“They have made a decision based on something they were told was their workplace policy,” Unger said. “They changed their life, they were told this was the way that their work would work, and now I’m concerned, and we are concerned, that the Legislature would pull back.”

Based partly on the union’s concerns, Knopp introduced an amended version of the bill on Tuesday. It makes clear that existing labor agreements wouldn’t be impacted. And it creates an exemption to the travel cost prohibition for out-of-state workers who live within 60 miles of the Oregon border.

The changes convinced SEIU to take a neutral stance on the bill. Other large labor unions have not weighed in.

The state Department of Administrative Services says 432 of the state’s 41,543 employees live outside of state lines. According to reporting by The Oregonian/OregonLive, 255 of those employees live in bordering states. The department has not offered stats on how many reside within Knopp’s 60-mile buffer. The state’s payroll includes workers residing in 41 states and the District of Columbia, The Oregonian has reported.

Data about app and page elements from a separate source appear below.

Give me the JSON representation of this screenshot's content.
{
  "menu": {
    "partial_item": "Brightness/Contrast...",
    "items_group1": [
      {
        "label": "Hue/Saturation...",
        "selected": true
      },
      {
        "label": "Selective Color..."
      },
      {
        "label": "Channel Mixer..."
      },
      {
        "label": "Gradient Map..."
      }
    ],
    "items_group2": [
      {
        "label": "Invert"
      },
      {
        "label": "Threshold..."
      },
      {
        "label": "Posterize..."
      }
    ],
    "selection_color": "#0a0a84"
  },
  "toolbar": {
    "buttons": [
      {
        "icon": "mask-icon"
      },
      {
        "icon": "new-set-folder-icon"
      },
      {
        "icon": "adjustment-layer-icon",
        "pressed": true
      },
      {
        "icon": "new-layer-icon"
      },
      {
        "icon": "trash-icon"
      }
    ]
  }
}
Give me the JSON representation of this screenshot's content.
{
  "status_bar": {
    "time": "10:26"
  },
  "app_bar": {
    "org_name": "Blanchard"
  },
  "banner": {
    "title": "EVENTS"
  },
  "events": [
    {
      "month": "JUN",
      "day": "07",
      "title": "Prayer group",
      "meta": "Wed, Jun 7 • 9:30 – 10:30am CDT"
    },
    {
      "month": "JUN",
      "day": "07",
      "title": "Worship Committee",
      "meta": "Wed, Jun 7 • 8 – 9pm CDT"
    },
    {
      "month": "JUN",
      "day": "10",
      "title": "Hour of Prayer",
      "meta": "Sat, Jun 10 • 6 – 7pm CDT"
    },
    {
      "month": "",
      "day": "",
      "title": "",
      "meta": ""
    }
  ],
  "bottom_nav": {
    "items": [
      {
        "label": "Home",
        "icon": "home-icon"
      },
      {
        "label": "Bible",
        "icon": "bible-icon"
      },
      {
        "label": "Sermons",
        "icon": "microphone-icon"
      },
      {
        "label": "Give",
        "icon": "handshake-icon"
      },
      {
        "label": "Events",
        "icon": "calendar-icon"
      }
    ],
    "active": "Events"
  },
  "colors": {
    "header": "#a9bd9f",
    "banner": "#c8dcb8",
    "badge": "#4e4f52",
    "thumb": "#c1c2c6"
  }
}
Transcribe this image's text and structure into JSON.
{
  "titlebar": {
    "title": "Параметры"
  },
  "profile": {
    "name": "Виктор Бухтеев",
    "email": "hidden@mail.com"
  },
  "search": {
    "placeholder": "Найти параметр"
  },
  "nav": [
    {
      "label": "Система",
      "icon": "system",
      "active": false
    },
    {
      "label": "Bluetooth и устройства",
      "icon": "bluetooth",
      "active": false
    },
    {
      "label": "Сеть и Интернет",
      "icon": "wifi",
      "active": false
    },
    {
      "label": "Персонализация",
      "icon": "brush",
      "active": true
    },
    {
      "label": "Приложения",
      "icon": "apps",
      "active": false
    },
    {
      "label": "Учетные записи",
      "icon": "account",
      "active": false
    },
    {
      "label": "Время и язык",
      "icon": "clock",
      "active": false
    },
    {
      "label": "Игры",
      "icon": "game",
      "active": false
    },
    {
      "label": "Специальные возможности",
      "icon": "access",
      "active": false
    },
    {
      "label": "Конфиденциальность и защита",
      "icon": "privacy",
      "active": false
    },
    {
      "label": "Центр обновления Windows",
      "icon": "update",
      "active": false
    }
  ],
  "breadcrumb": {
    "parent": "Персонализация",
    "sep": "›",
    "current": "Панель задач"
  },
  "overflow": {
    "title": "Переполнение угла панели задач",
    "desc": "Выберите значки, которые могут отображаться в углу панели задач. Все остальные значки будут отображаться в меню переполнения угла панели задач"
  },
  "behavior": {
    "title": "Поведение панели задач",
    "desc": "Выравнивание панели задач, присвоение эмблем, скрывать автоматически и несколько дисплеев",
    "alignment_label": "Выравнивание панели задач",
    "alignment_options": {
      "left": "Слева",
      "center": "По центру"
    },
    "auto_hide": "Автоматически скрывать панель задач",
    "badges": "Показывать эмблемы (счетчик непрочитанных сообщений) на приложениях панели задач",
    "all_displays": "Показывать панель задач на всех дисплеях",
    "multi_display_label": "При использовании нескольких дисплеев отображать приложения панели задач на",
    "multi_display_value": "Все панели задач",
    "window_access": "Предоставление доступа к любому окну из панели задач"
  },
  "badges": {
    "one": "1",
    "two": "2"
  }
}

It’s not clear exactly how much money Oregon agencies have spent ferrying their remote workers back to the state.

Knopp has not limited his advocacy for ending the state travel policy to legislation. Last week, he sent Gov. Tina Kotek a letterasking her to reverse the practice of paying for trips back to the state.

“I believe the current policy is neither fair nor equitable to hybrid and in-person state employees who don’t get compensated for their commutes,” Knopp wrote. “It is also deeply unfair to hardworking taxpayers.”

It was not immediately clear Tuesday morning whether Kotek had responded to the letter or altered any state policies.

Dirk VanderHart is JPR's Salem correspondent reporting from the Oregon State Capitol. His reporting is funded through a collaboration among public radio stations in Oregon and Washington that includes JPR.